### WHAT YOU WILL DO
An exact copy of every record is needed, with the pictures left out.

Records from a data collection:
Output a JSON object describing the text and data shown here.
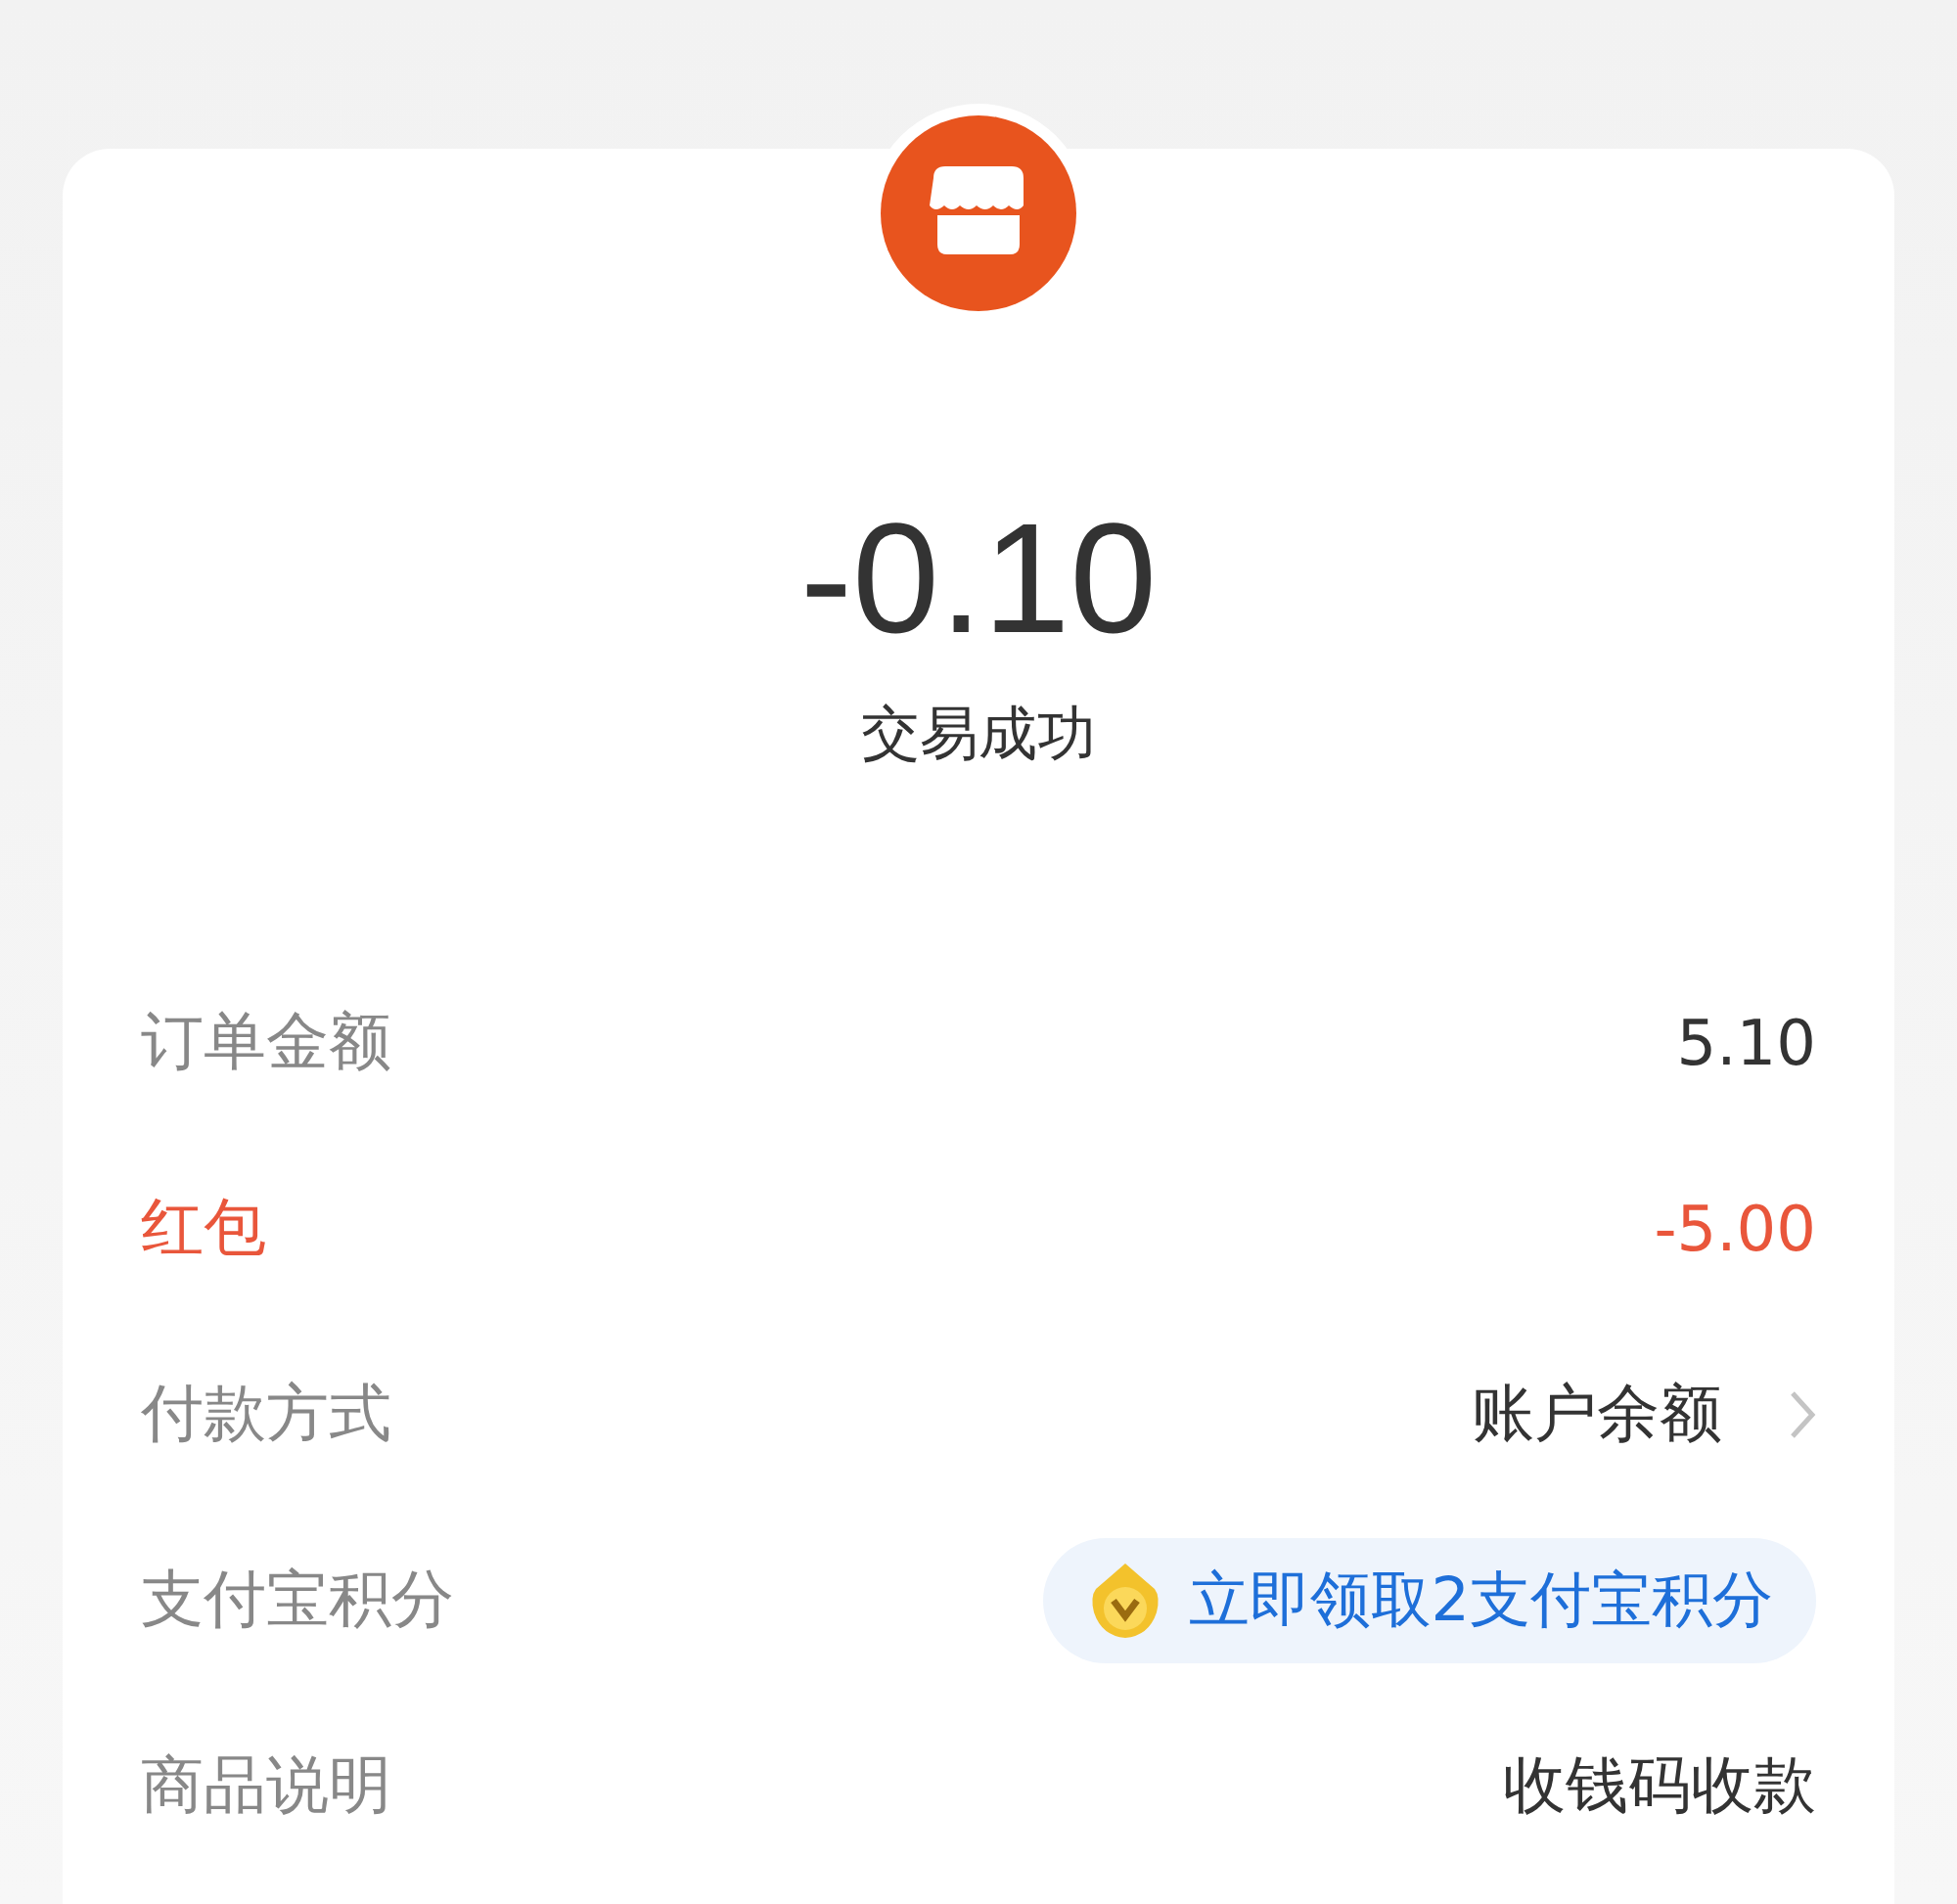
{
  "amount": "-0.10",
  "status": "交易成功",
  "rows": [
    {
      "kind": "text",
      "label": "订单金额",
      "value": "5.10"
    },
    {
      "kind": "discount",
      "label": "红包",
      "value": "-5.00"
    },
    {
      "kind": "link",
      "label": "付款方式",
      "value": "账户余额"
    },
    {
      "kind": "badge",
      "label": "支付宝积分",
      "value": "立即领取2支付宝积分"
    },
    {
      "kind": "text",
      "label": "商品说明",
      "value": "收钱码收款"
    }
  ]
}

### ANSWER BOX
Output a JSON object describing the text and data shown here.
{
  "amount": "-0.10",
  "status": "交易成功",
  "rows": [
    {
      "kind": "text",
      "label": "订单金额",
      "value": "5.10"
    },
    {
      "kind": "discount",
      "label": "红包",
      "value": "-5.00"
    },
    {
      "kind": "link",
      "label": "付款方式",
      "value": "账户余额"
    },
    {
      "kind": "badge",
      "label": "支付宝积分",
      "value": "立即领取2支付宝积分"
    },
    {
      "kind": "text",
      "label": "商品说明",
      "value": "收钱码收款"
    }
  ]
}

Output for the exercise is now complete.